Almost every family household these days will have had the dreaded conversation about kids being online too much. Parents worry as they don’t know what their kids are up to, kids get annoyed because their parents ‘don’t understand’… it’s a common situation that can end up in a lock of horns between both parties.
It’s your responsibility as a parent to know what your child is up to both on and offline. You should be aware of what sites, apps and games your children are accessing and have an active role in monitoring their activity as well as time spent online. (See the Byron Review, 2008).
This is easier said than done as parents are not always with their children, children vary in their own levels of maturity, age and sense of responsibility so there is no set guideline of how and what to do with regards to keeping your child safe online. However, parents can take a positive approach without having to be ridiculously knowledgeable or well-informed about anything online related – it can be a minefield and it’s a common response for parents to shy away as they ‘don’t understand’ or it’s ‘far too complicated’. This attitude won’t safeguard a child from being a victim of online bullying, exploitation, radicalisation or online grooming. All scary concepts but all real threats and no child is immune.
Rather than use ignorance as a defence, we are urging parents to take a technological step and be proactive in accepting the fact that online is the new (ish) thing. Things may not be the same as they used to, children may not talk to each other face to face as often and games are played online. However, this does not mean that communication has broken down and the end of the world is upon us. It simply means, children are still children, they just have different tools available to them which they choose to embrace. The role of the parent should be to understand and provide guidance and support not to dismiss change on the grounds that ‘it’s not how we did things’.
Technology can be a wonderful thing, it can also be a very dark and dangerous tool. Children tend to live ‘in the now’ often not thinking or considering the consequences of their actions. They have often created a comprehensive digital footprint before the age of ten without even realising. This is natural and part of their development in the same way as teenagers can perceive sexting or sending/sharing intimate photos of themselves to be considered as simply pushing boundaries with no other motive than to be explorative and curious about sex.
So, as a parent, when should you be worried and when should you intervene?
There is a wealth of comprehensive information online which we have included links to at the bottom if you are a worried parent. However, as a general rule – trust your instincts. Your child is your child and chances are, no one knows them better than you. If you’re worried then talk to them. If you are concerned that they are at risk then talk to them. Be understanding and listen. Don’t dismiss what they say or what they are doing.
Take the opportunity to explain to them how their digital footprint can affect the rest of their life. Once content is posted, it’s almost impossible to remove it. Use the ‘Billboard Test’:
- Who is likely to see what they post? (friends, family, parents, employers, teachers…)
- What personal info is being shared? (personal details, address, confidential info…)
- What impression does it portray of them? (could it offend or upset anyone, could it make someone think badly or negatively of them…)

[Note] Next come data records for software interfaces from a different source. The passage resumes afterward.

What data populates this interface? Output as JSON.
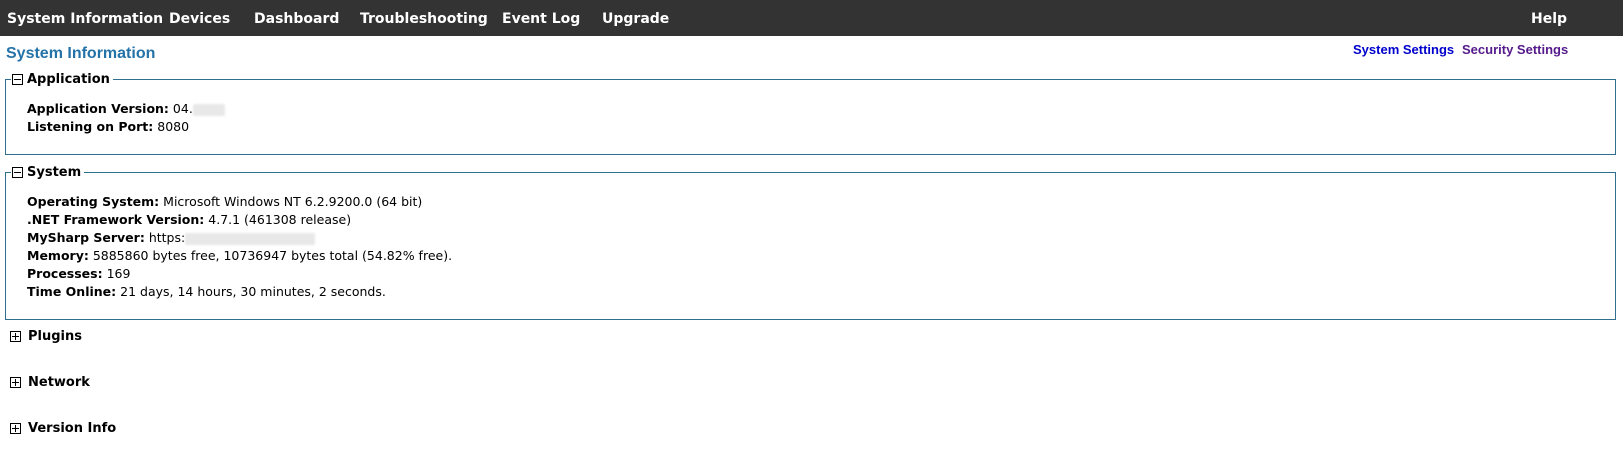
{
  "nav": {
    "items": [
      "System Information",
      "Devices",
      "Dashboard",
      "Troubleshooting",
      "Event Log",
      "Upgrade"
    ],
    "help": "Help",
    "background": "#333333"
  },
  "page": {
    "title": "System Information",
    "title_color": "#2473a8"
  },
  "links": {
    "system_settings": "System Settings",
    "security_settings": "Security Settings",
    "system_settings_color": "#0000cc",
    "security_settings_color": "#551a8b"
  },
  "application": {
    "title": "Application",
    "version_label": "Application Version:",
    "version_value": "04.",
    "port_label": "Listening on Port:",
    "port_value": "8080"
  },
  "system": {
    "title": "System",
    "os_label": "Operating System:",
    "os_value": "Microsoft Windows NT 6.2.9200.0 (64 bit)",
    "net_label": ".NET Framework Version:",
    "net_value": "4.7.1 (461308 release)",
    "mysharp_label": "MySharp Server:",
    "mysharp_value": "https:",
    "memory_label": "Memory:",
    "memory_value": "5885860 bytes free, 10736947 bytes total (54.82% free).",
    "processes_label": "Processes:",
    "processes_value": "169",
    "online_label": "Time Online:",
    "online_value": "21 days, 14 hours, 30 minutes, 2 seconds."
  },
  "collapsed_sections": [
    "Plugins",
    "Network",
    "Version Info"
  ]
}
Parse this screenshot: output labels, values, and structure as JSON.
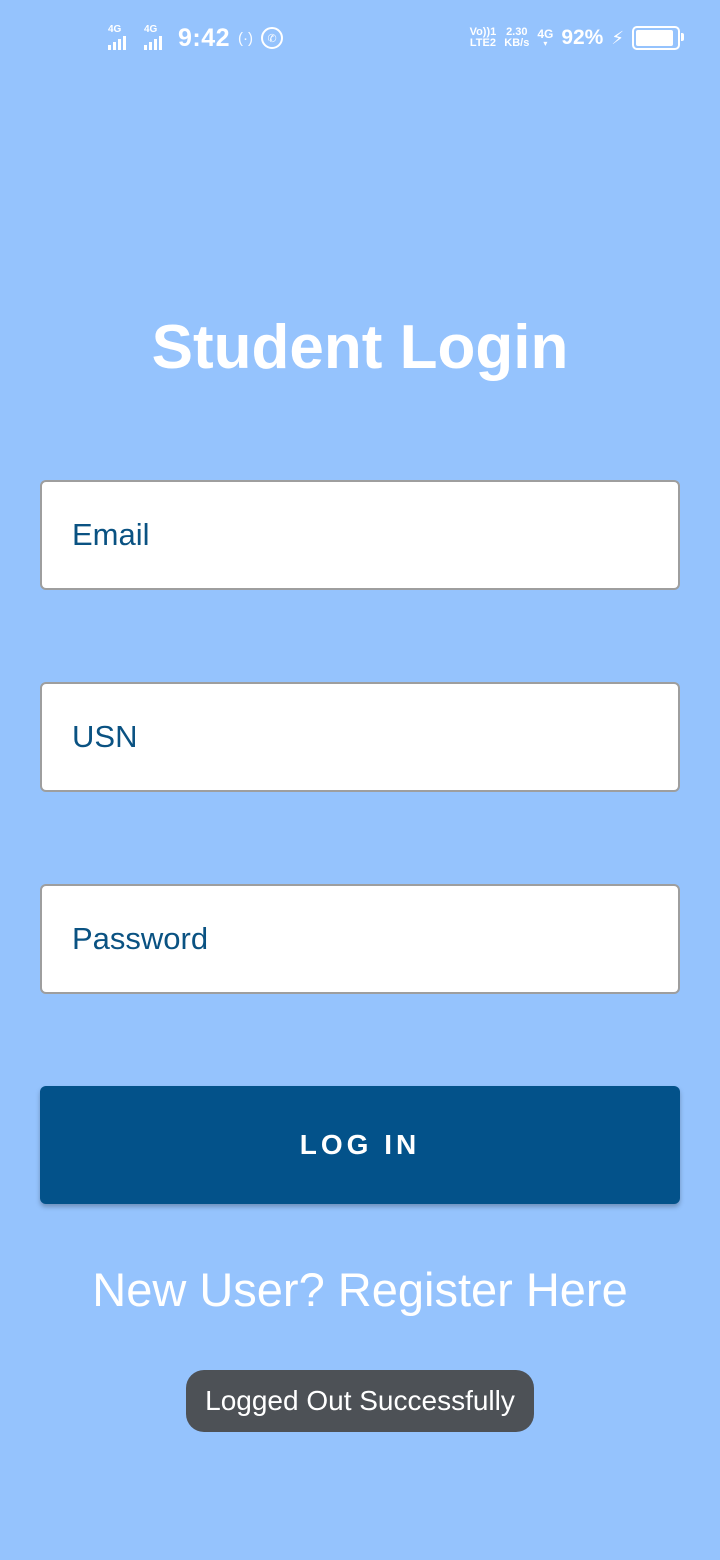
{
  "status_bar": {
    "sim1_label": "4G",
    "sim2_label": "4G",
    "time": "9:42",
    "hotspot_icon": "(·)",
    "whatsapp_icon": "whatsapp-icon",
    "volte_top": "Vo))1",
    "volte_bottom": "LTE2",
    "speed_value": "2.30",
    "speed_unit": "KB/s",
    "net_type": "4G",
    "battery_percent": "92%",
    "battery_level": 0.92,
    "charging_icon": "⚡"
  },
  "page": {
    "title": "Student Login"
  },
  "form": {
    "email_placeholder": "Email",
    "usn_placeholder": "USN",
    "password_placeholder": "Password",
    "login_label": "LOG IN"
  },
  "links": {
    "register": "New User? Register Here"
  },
  "toast": {
    "message": "Logged Out Successfully"
  },
  "colors": {
    "background": "#95c3fd",
    "button": "#03528a",
    "input_text": "#06507f",
    "toast_bg": "#4d5156"
  }
}
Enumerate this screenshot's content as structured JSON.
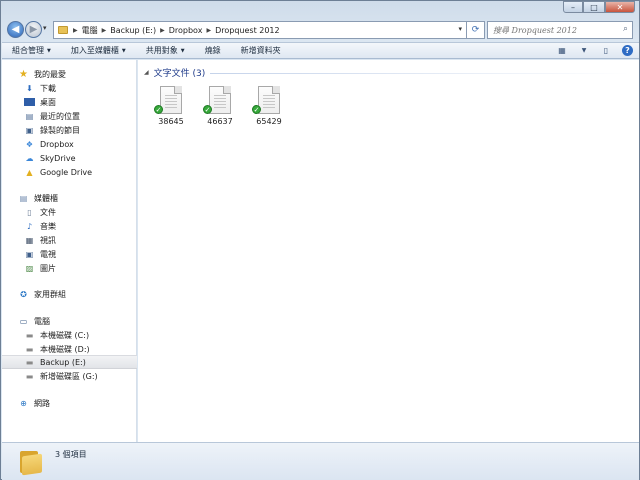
{
  "window": {
    "caption": {
      "minimize": "–",
      "maximize": "□",
      "close": "✕"
    }
  },
  "navigation": {
    "back_icon": "◀",
    "forward_icon": "▶",
    "history_icon": "▾",
    "breadcrumbs": [
      "電腦",
      "Backup (E:)",
      "Dropbox",
      "Dropquest 2012"
    ],
    "search_placeholder": "搜尋 Dropquest 2012"
  },
  "toolbar": {
    "items": [
      "組合管理",
      "加入至媒體櫃",
      "共用對象",
      "燒錄",
      "新增資料夾"
    ],
    "has_dropdown": [
      true,
      true,
      true,
      false,
      false
    ]
  },
  "sidebar": {
    "favorites_header": "我的最愛",
    "favorites": [
      "下載",
      "桌面",
      "最近的位置",
      "錄製的節目",
      "Dropbox",
      "SkyDrive",
      "Google Drive"
    ],
    "libraries_header": "媒體櫃",
    "libraries": [
      "文件",
      "音樂",
      "視訊",
      "電視",
      "圖片"
    ],
    "homegroup": "家用群組",
    "computer_header": "電腦",
    "drives": [
      "本機磁碟 (C:)",
      "本機磁碟 (D:)",
      "Backup (E:)",
      "新增磁碟區 (G:)"
    ],
    "selected": "Backup (E:)",
    "network": "網路"
  },
  "content": {
    "group_header": "文字文件 (3)",
    "files": [
      {
        "name": "38645",
        "sync_status": "synced"
      },
      {
        "name": "46637",
        "sync_status": "synced"
      },
      {
        "name": "65429",
        "sync_status": "synced"
      }
    ]
  },
  "details": {
    "status": "3 個項目"
  },
  "colors": {
    "accent": "#2a63b8",
    "group_header": "#1f3b8a",
    "sync_ok": "#36a83a"
  }
}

If you or your child is uncomfortable with any of the answers then it’s probably best to not post.
The Protection of Children Act, 1978 makes it illegal in England for anyone (including a child) to create, possess or share an indecent image of a child under 18. A child can be confident and trusting which are both great qualities to possess. However, again make sure they are fully aware of consequences regardless of their possibly naïve opinion. Once an image is out there it will always be there.

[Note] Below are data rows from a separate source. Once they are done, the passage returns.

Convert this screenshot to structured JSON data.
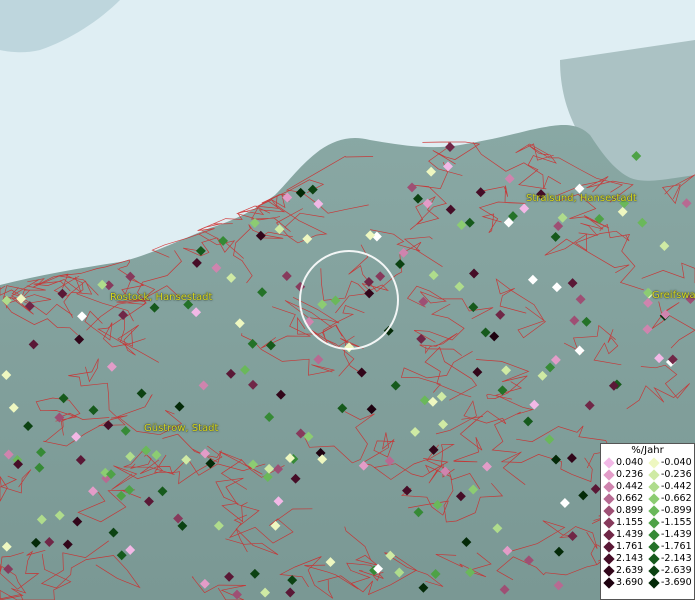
{
  "labels": {
    "rostock": "Rostock, Hansestadt",
    "stralsund": "Stralsund, Hansestadt",
    "greifswald": "Greifswa",
    "guestrow": "Güstrow, Stadt"
  },
  "legend": {
    "title": "%/Jahr",
    "positive": [
      {
        "value": "0.040",
        "color": "#f2b8e6"
      },
      {
        "value": "0.236",
        "color": "#e39cc8"
      },
      {
        "value": "0.442",
        "color": "#cf84ae"
      },
      {
        "value": "0.662",
        "color": "#b76a92"
      },
      {
        "value": "0.899",
        "color": "#9e4f74"
      },
      {
        "value": "1.155",
        "color": "#873a5c"
      },
      {
        "value": "1.439",
        "color": "#702747"
      },
      {
        "value": "1.761",
        "color": "#5a1836"
      },
      {
        "value": "2.143",
        "color": "#460d27"
      },
      {
        "value": "2.639",
        "color": "#32061a"
      },
      {
        "value": "3.690",
        "color": "#1e0210"
      }
    ],
    "negative": [
      {
        "value": "-0.040",
        "color": "#eef7c0"
      },
      {
        "value": "-0.236",
        "color": "#cfeaa4"
      },
      {
        "value": "-0.442",
        "color": "#afdc8c"
      },
      {
        "value": "-0.662",
        "color": "#8ccc72"
      },
      {
        "value": "-0.899",
        "color": "#6ab85a"
      },
      {
        "value": "-1.155",
        "color": "#4ea246"
      },
      {
        "value": "-1.439",
        "color": "#368a36"
      },
      {
        "value": "-1.761",
        "color": "#247228"
      },
      {
        "value": "-2.143",
        "color": "#165a1c"
      },
      {
        "value": "-2.639",
        "color": "#0c4212"
      },
      {
        "value": "-3.690",
        "color": "#042a08"
      }
    ]
  },
  "colors": {
    "water": "#dfeef3",
    "land": "#7f9f9c",
    "borders": "#d02828",
    "label": "#d8d820"
  }
}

The CEOP film – ‘Exposed’ highlights the dangers and potential consequences of sexting or sharing revealing images with friends.

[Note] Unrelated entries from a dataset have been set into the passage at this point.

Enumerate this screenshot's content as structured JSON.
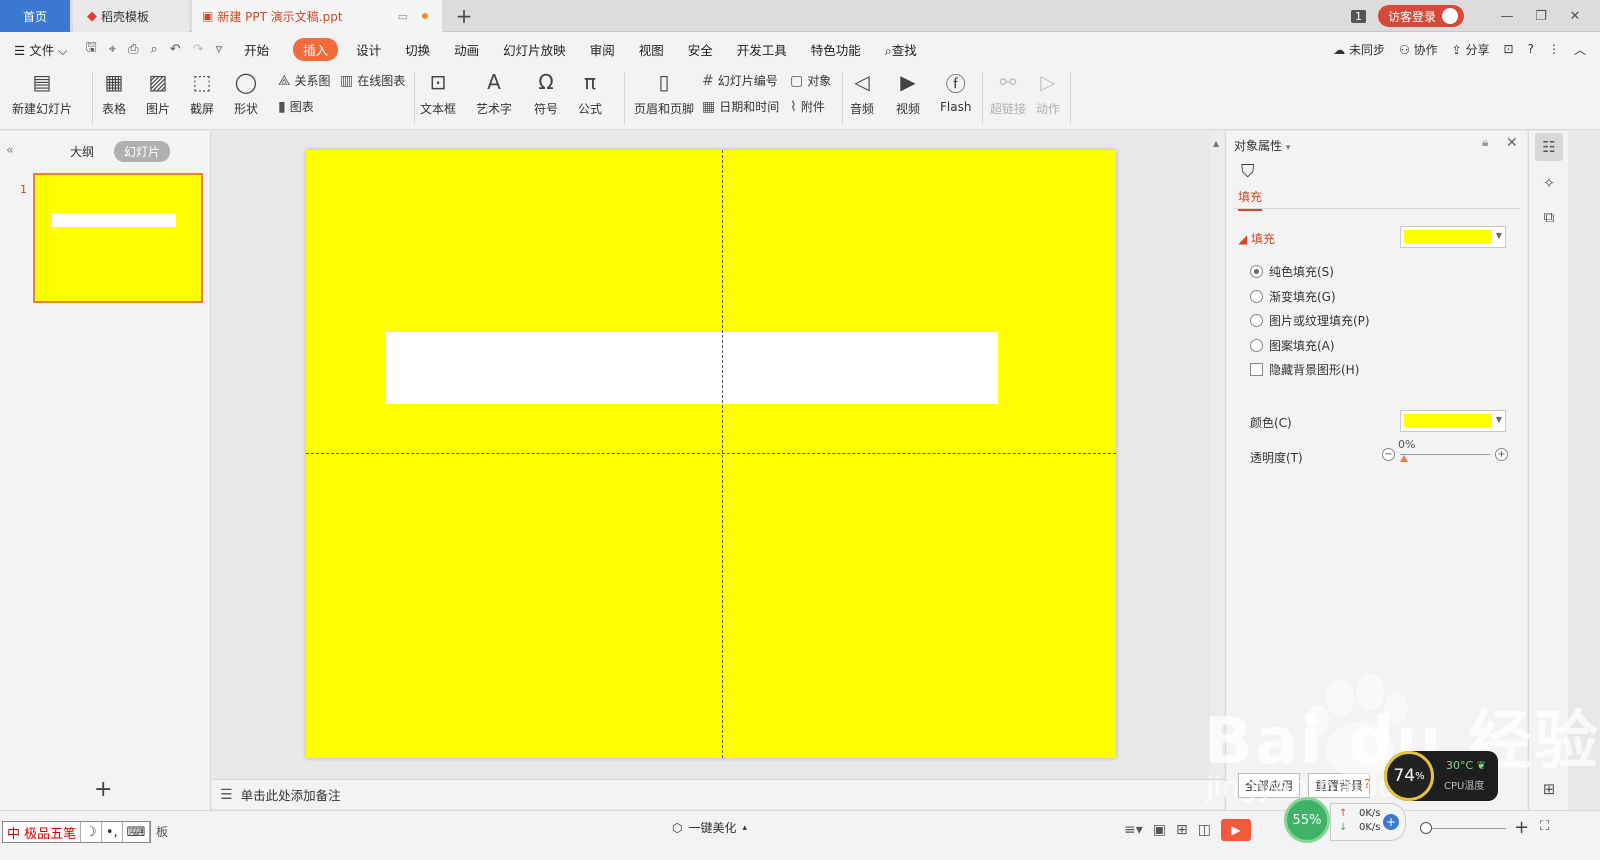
{
  "tabs": {
    "home": "首页",
    "template": "稻壳模板",
    "doc": "新建 PPT 演示文稿.ppt",
    "add": "+"
  },
  "titlebar": {
    "count": "1",
    "login": "访客登录"
  },
  "menu": {
    "file": "文件",
    "items": [
      "开始",
      "插入",
      "设计",
      "切换",
      "动画",
      "幻灯片放映",
      "审阅",
      "视图",
      "安全",
      "开发工具",
      "特色功能"
    ],
    "search": "查找",
    "right": [
      "未同步",
      "协作",
      "分享"
    ]
  },
  "ribbon": {
    "new_slide": "新建幻灯片",
    "table": "表格",
    "picture": "图片",
    "screenshot": "截屏",
    "shape": "形状",
    "relation": "关系图",
    "online_chart": "在线图表",
    "chart": "图表",
    "textbox": "文本框",
    "wordart": "艺术字",
    "symbol": "符号",
    "formula": "公式",
    "header_footer": "页眉和页脚",
    "slide_number": "幻灯片编号",
    "object": "对象",
    "datetime": "日期和时间",
    "attachment": "附件",
    "audio": "音频",
    "video": "视频",
    "flash": "Flash",
    "hyperlink": "超链接",
    "action": "动作"
  },
  "left_panel": {
    "tab_outline": "大纲",
    "tab_slides": "幻灯片",
    "slide_number": "1",
    "add": "+"
  },
  "notes": {
    "placeholder": "单击此处添加备注"
  },
  "props": {
    "title": "对象属性",
    "fill_tab": "填充",
    "section": "填充",
    "options": [
      "纯色填充(S)",
      "渐变填充(G)",
      "图片或纹理填充(P)",
      "图案填充(A)"
    ],
    "selected_option": "纯色填充(S)",
    "hide_bg": "隐藏背景图形(H)",
    "color_label": "颜色(C)",
    "transparency_label": "透明度(T)",
    "transparency_value": "0%",
    "fill_color": "#ffff00",
    "apply_all": "全部应用",
    "reset_bg": "重置背景"
  },
  "slide": {
    "background": "#ffff00",
    "rect_fill": "#ffffff"
  },
  "statusbar": {
    "ime_brand": "极品五笔",
    "ime_tail": "板",
    "beautify": "一键美化",
    "mem_gauge": "55%",
    "net_up": "0K/s",
    "net_down": "0K/s",
    "cpu_usage": "74",
    "cpu_pct": "%",
    "cpu_temp": "30°C",
    "cpu_label": "CPU温度"
  },
  "watermark": {
    "text": "Bai du 经验",
    "url": "jingyan.baidu.com"
  },
  "colors": {
    "accent": "#f26b3a",
    "home_tab": "#3b79d1",
    "login": "#d6493a"
  }
}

If a child has received images or messages that have made them feel uncomfortable, the Zipit App from Childline is a brilliant tool to help them take control of the situation and reply to any unwanted chat using various Gif files to respond. It is available for Android and Apple and is free to download.
Finally, if at any time, you or a child feels seriously vulnerable, exposed, concerned or worried about online abuse of any description, the CEOP website has an embedded REPORT button on their site and a host of information regarding how, when and why to make a report and it is all safe, secure and confidential. https://www.ceop.police.uk/safety-centre/
Child Exploitation and Online Protection: https://www.ceop.police.uk/safety-centre/
Guidance to definition of ‘indecent images’:
Taking care of your Digital Footprint: